And yet… when Tom Cole (the whistleblower in the abuse case) was interviewed he stated that, while Patterson didn’t attack people, he was known for being rather handsy (ie grope-y) and flirty (to put it kindly) with the younger ring hands. So at the very least, his behaviour was rather inappropriate and the sort of thing that would get you sacked in 2020. Also, as Vince McMahons 2nd in command since the mid 1980s, there is a question to be asked about how much Patterson (and indeed McMahon) knew about Garvin and co and why they didn’t act far sooner. [Recent history shows no one in any part of society did at all at the time of course, hence Weinstein and Saville and Cosby and all of those cunts, but that doesn’t make Gorilla Monsoons running TV gag about the “Terry Garvin school of self defence” age any better…]

There’s also the Roddy Piper interview which could be construed as Patterson having made a unwanted pass at Roddy, or much worse, depending on how you see things. (And Roddy, who isn’t around to defend himself, did claim when sober he didn’t mean there was abuse, but because he’s dead we don’t know if that was damage control or hiding a bad experience..) There’s also dark stories in shoot interviews but the shit/truth ratio in wrestling shoot interviews is too skewed to be a smoking gun. But this helps paint the muddied picture. A man beset by bigots spreading rumours, who was still inappropriate with young men. If you can separate the man from the art is probably similar to your views on Dave Lee Travis and Johnny Depp these days.

Because in his art, the man was a genius. The Royal Rumble is now the biggest wrestling event of the year, a staggered battle royal copied by every other wrestling federation in the universe. Patterson invented it. He was the man who laid out every major Hogan title match, so if you ever wonder how the hell Hulk Hogan and Ultimate Warrior could put together a WrestleMania classic, Pat Patterson is the man to thank. He was the go to man for match ideas for the best in the business, from Ric Flair to The Rock, The Undertaker to John Cena, Bret Hart to Stone Cold Steve Austin. His guidance led to two of wrestlings hottest periods. He helped train The Rock, now the biggest star in Hollywood, and his wars with Sgt Slaughter inspired every hardcore match ever since. In his late 50s, he and fellow old timer Gerry Brisco took on two young guys who had never wrestled in their lives on a live episode of RAW and got one of the biggest TV ratings in the history of the company!

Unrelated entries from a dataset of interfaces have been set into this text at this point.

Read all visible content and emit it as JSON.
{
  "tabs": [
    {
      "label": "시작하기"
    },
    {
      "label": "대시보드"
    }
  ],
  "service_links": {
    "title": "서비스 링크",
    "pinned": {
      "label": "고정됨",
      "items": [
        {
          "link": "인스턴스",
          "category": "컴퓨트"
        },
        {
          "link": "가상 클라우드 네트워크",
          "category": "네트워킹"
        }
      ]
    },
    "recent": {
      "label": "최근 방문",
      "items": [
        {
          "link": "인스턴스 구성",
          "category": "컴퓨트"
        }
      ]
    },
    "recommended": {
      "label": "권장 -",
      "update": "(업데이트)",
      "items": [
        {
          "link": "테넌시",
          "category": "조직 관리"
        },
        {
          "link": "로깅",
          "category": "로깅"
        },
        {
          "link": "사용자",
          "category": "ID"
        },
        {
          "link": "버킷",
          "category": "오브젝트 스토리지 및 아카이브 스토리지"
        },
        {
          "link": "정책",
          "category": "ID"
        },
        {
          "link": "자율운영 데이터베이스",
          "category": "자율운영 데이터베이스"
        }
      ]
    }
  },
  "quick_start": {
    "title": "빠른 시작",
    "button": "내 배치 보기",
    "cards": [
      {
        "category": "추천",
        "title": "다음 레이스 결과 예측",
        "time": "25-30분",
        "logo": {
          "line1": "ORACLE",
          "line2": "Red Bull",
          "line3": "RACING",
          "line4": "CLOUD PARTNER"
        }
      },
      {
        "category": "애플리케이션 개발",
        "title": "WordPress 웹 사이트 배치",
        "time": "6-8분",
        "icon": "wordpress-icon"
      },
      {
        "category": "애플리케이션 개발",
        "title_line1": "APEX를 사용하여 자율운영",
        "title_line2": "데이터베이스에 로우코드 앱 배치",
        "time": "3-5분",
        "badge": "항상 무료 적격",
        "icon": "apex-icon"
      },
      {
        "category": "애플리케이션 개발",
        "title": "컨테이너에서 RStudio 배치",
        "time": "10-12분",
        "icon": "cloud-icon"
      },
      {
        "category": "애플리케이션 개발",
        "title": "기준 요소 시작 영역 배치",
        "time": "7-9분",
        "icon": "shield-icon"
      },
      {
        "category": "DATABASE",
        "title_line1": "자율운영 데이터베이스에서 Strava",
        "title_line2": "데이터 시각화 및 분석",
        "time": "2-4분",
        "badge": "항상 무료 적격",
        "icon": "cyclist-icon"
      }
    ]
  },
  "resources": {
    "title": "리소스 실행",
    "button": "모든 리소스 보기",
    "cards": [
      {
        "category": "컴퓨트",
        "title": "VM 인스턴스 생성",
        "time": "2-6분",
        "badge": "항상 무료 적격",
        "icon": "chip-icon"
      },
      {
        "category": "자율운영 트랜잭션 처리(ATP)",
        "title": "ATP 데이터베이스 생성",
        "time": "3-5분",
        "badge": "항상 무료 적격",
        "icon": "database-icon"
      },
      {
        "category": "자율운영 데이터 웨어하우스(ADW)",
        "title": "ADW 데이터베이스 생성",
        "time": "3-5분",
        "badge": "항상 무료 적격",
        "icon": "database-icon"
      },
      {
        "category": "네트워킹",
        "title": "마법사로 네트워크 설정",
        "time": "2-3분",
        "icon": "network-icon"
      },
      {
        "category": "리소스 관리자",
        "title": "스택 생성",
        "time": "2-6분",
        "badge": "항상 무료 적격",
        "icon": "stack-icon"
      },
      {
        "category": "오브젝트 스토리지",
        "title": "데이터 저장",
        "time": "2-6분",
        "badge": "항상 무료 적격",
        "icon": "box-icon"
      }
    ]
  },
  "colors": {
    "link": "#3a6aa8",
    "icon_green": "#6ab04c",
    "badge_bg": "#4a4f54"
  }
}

He wrestled in drag to win titles, entered the Hall of Fame, and came out on a reality TV show.

Essentially, there is no modern pro-wrestling without Pat Patterson. He is the good, the bad and the ugly all in one package. He inspired and repelled at the same time. His legacy as a creative force is sound, if not his legacy as a man. And we write that in the hope there isn’t a smoking gun revelation hiding around the corner.

He was picked by three teams: Apricot Crumble, Grappling with Mortality and theme team theme team Gris Gris.

Pat Patterson
19 January 1941 – 2 December 2020
3 teams